### ASSIGNMENT
Among the entries, find the lines with the string "курса" and report them.

----

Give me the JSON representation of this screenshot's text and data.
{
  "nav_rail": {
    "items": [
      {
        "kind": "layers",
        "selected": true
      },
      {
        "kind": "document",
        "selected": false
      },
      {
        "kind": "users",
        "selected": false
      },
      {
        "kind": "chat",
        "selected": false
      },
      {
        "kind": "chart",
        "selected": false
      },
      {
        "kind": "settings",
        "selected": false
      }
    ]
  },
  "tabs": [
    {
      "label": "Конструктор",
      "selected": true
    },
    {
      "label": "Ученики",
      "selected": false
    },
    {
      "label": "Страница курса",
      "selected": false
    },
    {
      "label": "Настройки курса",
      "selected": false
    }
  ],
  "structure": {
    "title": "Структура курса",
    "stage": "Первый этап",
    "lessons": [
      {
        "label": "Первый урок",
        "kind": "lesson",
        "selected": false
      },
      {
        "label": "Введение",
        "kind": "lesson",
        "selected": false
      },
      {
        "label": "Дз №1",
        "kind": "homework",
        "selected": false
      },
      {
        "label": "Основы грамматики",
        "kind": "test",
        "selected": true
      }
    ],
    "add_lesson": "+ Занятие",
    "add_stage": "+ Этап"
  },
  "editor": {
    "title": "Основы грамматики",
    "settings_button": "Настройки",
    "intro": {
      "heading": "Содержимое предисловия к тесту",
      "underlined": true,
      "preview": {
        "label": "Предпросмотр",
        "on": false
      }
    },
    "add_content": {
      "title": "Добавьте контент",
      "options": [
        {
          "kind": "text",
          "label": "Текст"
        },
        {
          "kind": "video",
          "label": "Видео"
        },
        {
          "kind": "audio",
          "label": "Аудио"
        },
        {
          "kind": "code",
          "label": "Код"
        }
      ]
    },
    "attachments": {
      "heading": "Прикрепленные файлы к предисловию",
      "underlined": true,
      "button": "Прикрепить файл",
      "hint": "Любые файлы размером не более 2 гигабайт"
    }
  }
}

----

### ANSWER TO THE EXERCISE
      "label": "Страница курса",
      "label": "Настройки курса",
    "title": "Структура курса",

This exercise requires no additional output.